  • Brew in bulk. Hot coffee is often brewed by the cup or by the pot. Cold brew coffee can be made in bulk — gallons at a time if you want — which can be much more convenient in the long run.

Easy Cold Brew Coffee Recipe

Delicious and refreshing. Absolutely amazing. Image by Sharif Sharifi

Delicate and refreshing. Image by Sharif Sharifi

Convinced? I knew you would be. Here’s the easiest cup of coffee you’ll ever make. Are you ready?

  1. Fill a closed container with 1:3 grounds-to-water ratio by volume.
  2. Stir well.
  3. Let it sit for 8 to 24 hours at room temperature.
  4. Filter the concentrate. Do not drink this straight. Keep refrigerated.
  5. When serving, mix 1:1 concentrate-to-water ratio by volume. Adjust to your tastes.

Feel free to personalize it with cream, milk, sugar, etc. I tend to drink mine black but I’ve been known to sweeten my cups from time to time depending on the weather. The concentrate stays fresh for 1-2 weeks, so only make as much as you can consume in that time.

Relax and enjoy!

My Writing Setup: Netbook, Linux, FocusWriter

Sometimes you just have to switch things around to rejuvenate your mental energy. It can be as simple as changing your desktop wallpaper or as involved as installing a new operating system.

I went with the latter and it’s made all the difference.

My old setup consisted of Windows XP, HexChat, and Scrivener. Well, I’d flip flop between Scrivener and WriteMonkey depending on my mood. Both programs have their merits but neither one really satisfied my needs. Or maybe I’m just easily bored.

Nevertheless, I’m the kind of person who needs a new environment every once in a while. I rearrange my room layouts all the time. My wallpaper changes weekly. Keyboards, mice, monitors? Yeah, I switch them around when my desk starts to feel stale.

Linux is a proper work environment. Goodbye, Windows.

Linux is a proper work environment. Goodbye, Windows.

My new setup is awesome. It makes me want to write. It’s comfortable and beautiful and I suspect I’ll get sick of it soon enough, but for right now, it’s everything I ever wanted.

  • Lubuntu because it’s lightweight. On my netbook, it starts up faster than Windows XP and doesn’t freeze up as much, which is paramount for productivity.
  • Weechat for my IRC writing group.
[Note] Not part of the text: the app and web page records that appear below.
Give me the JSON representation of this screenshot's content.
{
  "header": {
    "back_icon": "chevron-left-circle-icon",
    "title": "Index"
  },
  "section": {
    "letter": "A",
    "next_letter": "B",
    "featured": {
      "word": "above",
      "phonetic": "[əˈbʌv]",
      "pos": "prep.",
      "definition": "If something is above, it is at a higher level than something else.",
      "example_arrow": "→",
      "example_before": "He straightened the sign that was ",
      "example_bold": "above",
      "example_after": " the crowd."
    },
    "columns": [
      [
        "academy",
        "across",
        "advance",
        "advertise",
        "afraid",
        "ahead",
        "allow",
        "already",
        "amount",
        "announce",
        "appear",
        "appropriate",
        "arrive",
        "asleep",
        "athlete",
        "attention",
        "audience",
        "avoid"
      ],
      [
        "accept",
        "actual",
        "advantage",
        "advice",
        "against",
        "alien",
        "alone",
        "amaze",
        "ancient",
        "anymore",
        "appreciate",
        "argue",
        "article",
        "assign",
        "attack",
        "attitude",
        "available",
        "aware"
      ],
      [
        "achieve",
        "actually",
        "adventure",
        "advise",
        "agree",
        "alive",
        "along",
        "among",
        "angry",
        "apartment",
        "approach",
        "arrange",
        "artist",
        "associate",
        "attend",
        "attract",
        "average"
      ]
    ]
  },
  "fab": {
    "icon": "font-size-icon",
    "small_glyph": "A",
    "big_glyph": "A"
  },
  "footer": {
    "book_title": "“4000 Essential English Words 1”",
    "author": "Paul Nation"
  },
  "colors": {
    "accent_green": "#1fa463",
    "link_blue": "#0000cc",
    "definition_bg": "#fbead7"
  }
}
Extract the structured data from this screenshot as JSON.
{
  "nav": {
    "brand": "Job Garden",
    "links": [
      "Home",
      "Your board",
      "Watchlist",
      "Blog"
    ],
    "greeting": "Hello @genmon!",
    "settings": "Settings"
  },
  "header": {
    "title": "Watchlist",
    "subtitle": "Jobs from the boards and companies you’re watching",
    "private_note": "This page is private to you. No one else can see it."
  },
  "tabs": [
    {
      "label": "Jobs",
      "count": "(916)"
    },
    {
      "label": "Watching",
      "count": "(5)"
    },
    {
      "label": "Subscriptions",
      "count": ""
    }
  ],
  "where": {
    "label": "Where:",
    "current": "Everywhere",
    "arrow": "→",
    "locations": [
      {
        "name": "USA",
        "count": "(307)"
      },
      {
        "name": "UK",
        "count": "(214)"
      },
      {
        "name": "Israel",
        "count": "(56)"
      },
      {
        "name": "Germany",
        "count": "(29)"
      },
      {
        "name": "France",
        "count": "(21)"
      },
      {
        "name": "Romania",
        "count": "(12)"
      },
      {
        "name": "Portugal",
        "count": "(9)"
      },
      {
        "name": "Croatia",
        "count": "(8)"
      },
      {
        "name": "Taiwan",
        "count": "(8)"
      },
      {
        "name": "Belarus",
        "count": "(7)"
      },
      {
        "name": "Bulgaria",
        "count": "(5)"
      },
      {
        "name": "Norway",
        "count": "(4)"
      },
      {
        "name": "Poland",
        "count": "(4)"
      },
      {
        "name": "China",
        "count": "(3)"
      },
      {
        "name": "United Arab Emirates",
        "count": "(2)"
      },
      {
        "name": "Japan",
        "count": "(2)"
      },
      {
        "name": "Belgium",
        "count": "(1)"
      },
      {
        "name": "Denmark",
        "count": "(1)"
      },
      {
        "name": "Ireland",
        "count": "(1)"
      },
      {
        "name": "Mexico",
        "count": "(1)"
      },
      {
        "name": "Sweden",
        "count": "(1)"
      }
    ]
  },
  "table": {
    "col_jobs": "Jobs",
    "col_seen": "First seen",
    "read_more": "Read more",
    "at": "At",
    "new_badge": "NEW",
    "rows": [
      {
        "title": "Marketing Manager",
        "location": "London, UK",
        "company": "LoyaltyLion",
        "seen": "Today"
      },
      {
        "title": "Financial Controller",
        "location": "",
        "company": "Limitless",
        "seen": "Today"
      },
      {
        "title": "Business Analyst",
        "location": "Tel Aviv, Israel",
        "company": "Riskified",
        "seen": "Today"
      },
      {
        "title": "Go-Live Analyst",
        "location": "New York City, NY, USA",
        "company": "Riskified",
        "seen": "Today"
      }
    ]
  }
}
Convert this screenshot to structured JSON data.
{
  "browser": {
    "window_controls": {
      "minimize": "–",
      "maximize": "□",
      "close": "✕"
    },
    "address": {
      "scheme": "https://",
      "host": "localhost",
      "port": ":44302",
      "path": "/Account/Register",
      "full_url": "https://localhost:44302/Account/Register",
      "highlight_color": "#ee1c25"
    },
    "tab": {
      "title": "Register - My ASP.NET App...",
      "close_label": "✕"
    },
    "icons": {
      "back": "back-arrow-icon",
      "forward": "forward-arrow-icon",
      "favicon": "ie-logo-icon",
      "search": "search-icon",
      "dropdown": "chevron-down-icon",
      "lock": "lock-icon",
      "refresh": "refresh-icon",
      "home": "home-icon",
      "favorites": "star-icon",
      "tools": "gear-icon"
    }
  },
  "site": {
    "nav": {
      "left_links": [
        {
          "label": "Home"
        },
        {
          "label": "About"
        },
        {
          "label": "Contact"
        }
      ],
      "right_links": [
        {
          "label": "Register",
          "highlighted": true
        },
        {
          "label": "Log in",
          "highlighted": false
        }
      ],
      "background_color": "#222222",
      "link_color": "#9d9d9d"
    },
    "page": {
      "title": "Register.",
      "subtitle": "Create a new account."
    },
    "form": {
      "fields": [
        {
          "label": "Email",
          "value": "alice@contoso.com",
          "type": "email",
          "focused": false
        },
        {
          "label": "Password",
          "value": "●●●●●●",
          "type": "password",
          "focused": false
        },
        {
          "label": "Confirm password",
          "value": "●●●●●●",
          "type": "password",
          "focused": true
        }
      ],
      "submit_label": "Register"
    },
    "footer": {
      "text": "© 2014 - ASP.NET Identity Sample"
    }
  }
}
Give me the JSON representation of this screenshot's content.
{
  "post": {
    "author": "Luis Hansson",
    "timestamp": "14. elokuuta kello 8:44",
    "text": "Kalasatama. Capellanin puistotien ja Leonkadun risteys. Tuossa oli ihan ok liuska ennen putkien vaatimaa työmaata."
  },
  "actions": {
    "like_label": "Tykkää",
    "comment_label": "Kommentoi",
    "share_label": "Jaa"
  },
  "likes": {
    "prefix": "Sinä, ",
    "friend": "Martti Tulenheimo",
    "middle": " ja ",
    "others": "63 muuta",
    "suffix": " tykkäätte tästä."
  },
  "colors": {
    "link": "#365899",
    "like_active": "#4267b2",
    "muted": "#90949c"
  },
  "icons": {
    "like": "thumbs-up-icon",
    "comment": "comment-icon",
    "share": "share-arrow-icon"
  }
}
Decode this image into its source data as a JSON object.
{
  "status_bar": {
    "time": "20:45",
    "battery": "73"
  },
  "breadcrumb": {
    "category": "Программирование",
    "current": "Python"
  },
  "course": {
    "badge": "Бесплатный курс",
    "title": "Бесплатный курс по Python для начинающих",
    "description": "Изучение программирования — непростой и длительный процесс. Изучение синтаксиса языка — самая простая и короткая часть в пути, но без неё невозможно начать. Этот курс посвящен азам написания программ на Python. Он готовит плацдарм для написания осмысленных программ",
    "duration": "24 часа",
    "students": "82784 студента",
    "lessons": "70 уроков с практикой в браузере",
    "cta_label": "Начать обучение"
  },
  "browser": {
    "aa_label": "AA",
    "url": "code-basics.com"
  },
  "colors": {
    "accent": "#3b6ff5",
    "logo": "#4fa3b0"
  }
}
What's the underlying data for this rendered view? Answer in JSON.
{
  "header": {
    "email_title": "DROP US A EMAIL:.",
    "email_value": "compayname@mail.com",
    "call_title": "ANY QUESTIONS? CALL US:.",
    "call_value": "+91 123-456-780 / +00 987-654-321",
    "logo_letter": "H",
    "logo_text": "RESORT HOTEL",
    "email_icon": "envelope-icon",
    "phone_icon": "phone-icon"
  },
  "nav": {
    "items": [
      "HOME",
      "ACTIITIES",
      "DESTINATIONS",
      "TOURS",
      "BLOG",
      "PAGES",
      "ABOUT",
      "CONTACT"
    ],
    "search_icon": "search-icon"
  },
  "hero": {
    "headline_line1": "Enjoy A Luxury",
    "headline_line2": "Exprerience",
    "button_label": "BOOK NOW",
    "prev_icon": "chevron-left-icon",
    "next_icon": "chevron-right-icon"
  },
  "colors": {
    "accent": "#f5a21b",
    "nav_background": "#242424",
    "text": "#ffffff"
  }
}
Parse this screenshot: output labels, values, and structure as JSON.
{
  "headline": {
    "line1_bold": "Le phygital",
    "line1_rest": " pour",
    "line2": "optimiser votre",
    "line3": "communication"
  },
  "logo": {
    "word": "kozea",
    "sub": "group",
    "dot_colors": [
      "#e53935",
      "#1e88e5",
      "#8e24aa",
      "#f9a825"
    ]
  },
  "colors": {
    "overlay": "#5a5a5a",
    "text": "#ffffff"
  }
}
Simple and easy to use.
  • FocusWriter because Linux doesn’t have any good distraction-free writing programs. I’ve gotten sick of Scrivener, otherwise I might’ve tried running it under Wine. As it turns out, I now prefer FocusWriter over WriteMonkey.
  • Pithos for music. It’s a Linux client that taps into Pandora and lets you listen to your stations without a browser. The Pandora site is slow on a netbook, so Pithos is a real lifesaver.
  • Midori for web browsing because it’s lightweight.

And that’s it. Done!

What kind of setup do you use for writing? Paper and pen? Desktop computer? Do you like to use all-in-one solutions like Scrivener or do you prefer to keep it simple? Please share. Maybe I can learn a thing or two from you.

“Nara” by E.S. Posthumus

Artist: E.S. Posthumus
Track: “Nara”
Album: Unearthed (2005)
Genre: Epic Orchestra

Many years ago, when I first started dabbling in writing, this was the song that pretty much made it all click. There’s no helping the fact that when you hear this song, worlds open up before you and your imagination runs—especially when you listen with big bulky headphones that make you one with the music.

When I hear this song, I see vast plains of lush green grass with a band of adventurers crossing from end to end (or maybe a lone wolf launching on a new quest) as the camera flies overhead from a distance. Maybe you see something different, but one thing is for sure: this song marks the beginning of something wonderful yet mysterious.

It’s a shame E.S. Posthumus is no longer active. They made some quality music over the years and it’s arguable whether I would even be a writer today if “Nara” was never conceived.